Walkinshaw's warning to Hill

BRITISH GRAND PRIX: Arrows chief says his leading driver must do better
Click to follow
The Independent Online
Damon Hill has come home to a few home truths. He arrived for Sunday's British Grand Prix here to the full realisation of how far his world had turned since the heady days of his championship success.

Bad enough that he had to sit alongside Michael Schumacher, his nemesis and Jacques Villeneuve, his former team-mate at Williams-Renault, as they considered their prospects in this race and the title contest. Worst still for his image and negotiating position was a public warning from his boss, Tom Walkinshaw, to get his act together and perform like a world champion.

For half a season Hill has been bathed in sympathy and his Arrows-Yamaha team ridiculed for failing to provide him with the equipment befitting a man of his status. Walkinshaw has patently had enough and feels it is high time Hill took his share of the blame for a campaign that has yet to yield a point.

Hill has indicated he will seek another team if he is not convinced Arrows can produce a competitive car next season. Walkinshaw wishes it to be known he requires proof that Hill, who is being paid pounds 4.5m for this year, is worth retaining.

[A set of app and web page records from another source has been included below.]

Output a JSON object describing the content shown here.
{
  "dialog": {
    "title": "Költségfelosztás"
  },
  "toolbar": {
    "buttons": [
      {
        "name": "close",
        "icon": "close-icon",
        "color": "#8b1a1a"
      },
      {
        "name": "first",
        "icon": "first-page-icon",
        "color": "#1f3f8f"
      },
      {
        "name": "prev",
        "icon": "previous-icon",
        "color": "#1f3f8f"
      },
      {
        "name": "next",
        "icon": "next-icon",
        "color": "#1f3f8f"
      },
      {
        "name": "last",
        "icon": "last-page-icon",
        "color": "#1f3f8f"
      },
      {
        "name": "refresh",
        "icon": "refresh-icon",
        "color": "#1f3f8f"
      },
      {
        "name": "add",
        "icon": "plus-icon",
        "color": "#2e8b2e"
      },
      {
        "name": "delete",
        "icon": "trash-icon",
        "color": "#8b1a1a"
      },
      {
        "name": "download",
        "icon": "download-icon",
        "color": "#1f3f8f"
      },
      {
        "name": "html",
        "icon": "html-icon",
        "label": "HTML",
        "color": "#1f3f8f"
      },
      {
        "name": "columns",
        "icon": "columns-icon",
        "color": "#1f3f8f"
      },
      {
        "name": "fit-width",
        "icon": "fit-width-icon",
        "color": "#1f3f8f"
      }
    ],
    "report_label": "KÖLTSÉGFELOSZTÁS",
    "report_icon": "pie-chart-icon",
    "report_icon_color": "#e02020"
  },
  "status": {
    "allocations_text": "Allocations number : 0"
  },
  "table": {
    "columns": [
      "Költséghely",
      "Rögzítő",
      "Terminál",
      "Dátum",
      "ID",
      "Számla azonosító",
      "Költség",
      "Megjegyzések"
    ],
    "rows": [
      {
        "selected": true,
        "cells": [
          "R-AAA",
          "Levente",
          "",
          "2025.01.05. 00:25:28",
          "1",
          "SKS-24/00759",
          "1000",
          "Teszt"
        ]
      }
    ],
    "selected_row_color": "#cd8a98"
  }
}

Walkinshaw decided it was time to "be blunt" with Hill after seeing his No 1 driver career across the gravel on the first lap of the French Grand Prix 12 days ago. He spelled out his demands for the second half of the season in "a chat" with Hill and told him he could no longer accept excuses about diminishing motivation.

"By his own admission he's gone to sleep and he's acknowledged it's been difficult for him to drive himself," Walkinshaw said. "We will see how he performs in the second half of the year.

"I don't believe a professional should have any difficulty keeping up his motivation. We signed one of the best two or three drivers in the world to drive the team and provide the motivation - not the other way round.

"Damon has been struggling to get himself into gear, but that is what we are paying him for. Drivers are paid to do a job in the motor car and they have to do deliver.

"Any professional is as good as his last race. If you want to be in a better position you should be trying 110 per cent to show others they should want you. If the money doesn't motivate him then the fear of failure should.

"The non-performance has been pretty evenly split, 50-50, between team and driver. We've made a lot of silly mistakes and we've got to stop it. It's my responsibility to treat Damon and talk to him like any other member of the team.

"I tried the subtle approach, now it's time to be blunt. In France we had one driver off on the first lap, the other spinning. Do me a favour!

"It's an application problem. Maybe we were all too comfortable with each other. I've got to get him back on the boil. For his sake and mine, it's better something should be said. It's for me to help him, not drop him in it. We both know he's capable of better and we'll support him 100 per cent."

Walkinshaw cites lap times to demonstrate that Hill is being matched by his No 2, the much maligned Brazilian, Pedro Diniz. There could scarcely be a more painful blow to the champion's pride.

Jordan's success in the bidding for Mugen-Honda engines next season has been interpreted as a serious setback for Arrows, but Walkinshaw maintains he is satisfied with his plans in that department and expects to make an announcement at the end of next month. "Things will be better next year," he insisted.

Hill, meanwhile, was still talking of his frustration. He said: "I got used to seeing my name at the top or near the top of the timesheets. Now I have to scroll down to page two to find it and that saps your oomph. So it's difficult, that I should push harder to make sure I don't slip further."

The Englishman, 37 in September, is adamant he still has another championship in him, given the opportunity. He has been linked with McLaren, Benetton, Prost, Sauber, and even Williams, but appears no nearer a deal and is unlikely to command such a huge retainer next time.

"When you've won 21 races and the championship you don't want to settle for second best. You want more. I don't intend to stay in the wings. Anyone how has performed centre stage knows the need to be there. That's where I need to be," Hill said.

Whatever Hill's problems this year, it can be comforted in the knowledge that Williams are also under-achieving and seemingly handing the championship initiative to Schumacher and Ferrari.

Hill said: "We wouldn't be human if we didn't feel a little satisfaction in such circumstances. I think what Williams' difficulties show is that it's not easy to win grands prix as it looks."

So how does he see the rest of his championship panning out this season? With both Schumacher and Villeneuve listening intently he settled for a diplomatic line: "I would say its evens."

Villeneuve's challenge, page 26